• **ACTIVITY**
Within the material below, count every line with the string "placeholder". Give no more than the number.

• **RAW DATA**

>>>>>

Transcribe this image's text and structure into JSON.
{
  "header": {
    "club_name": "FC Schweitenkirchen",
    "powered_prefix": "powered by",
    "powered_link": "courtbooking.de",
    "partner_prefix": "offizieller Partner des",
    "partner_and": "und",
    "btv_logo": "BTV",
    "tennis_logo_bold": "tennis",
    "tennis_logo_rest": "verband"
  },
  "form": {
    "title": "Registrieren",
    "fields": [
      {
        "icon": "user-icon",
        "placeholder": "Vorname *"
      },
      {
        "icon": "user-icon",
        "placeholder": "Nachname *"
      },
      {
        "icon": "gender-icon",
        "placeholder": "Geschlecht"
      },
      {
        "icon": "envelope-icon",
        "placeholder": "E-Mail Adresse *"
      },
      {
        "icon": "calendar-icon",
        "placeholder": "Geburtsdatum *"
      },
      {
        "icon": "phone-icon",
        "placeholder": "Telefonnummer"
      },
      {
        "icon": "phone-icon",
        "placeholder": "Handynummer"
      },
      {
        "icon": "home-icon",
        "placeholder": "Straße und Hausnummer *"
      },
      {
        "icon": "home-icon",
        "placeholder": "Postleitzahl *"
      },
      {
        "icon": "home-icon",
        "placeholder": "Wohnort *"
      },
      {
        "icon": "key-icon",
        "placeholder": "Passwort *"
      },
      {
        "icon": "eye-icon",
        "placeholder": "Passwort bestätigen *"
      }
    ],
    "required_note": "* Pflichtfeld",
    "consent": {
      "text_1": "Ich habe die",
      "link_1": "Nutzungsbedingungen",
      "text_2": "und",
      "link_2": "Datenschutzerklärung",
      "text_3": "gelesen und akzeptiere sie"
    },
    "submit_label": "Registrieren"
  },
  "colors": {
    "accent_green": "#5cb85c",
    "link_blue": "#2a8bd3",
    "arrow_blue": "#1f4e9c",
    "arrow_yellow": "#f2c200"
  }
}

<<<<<

• **OUTPUT FOR THIS TASK**
12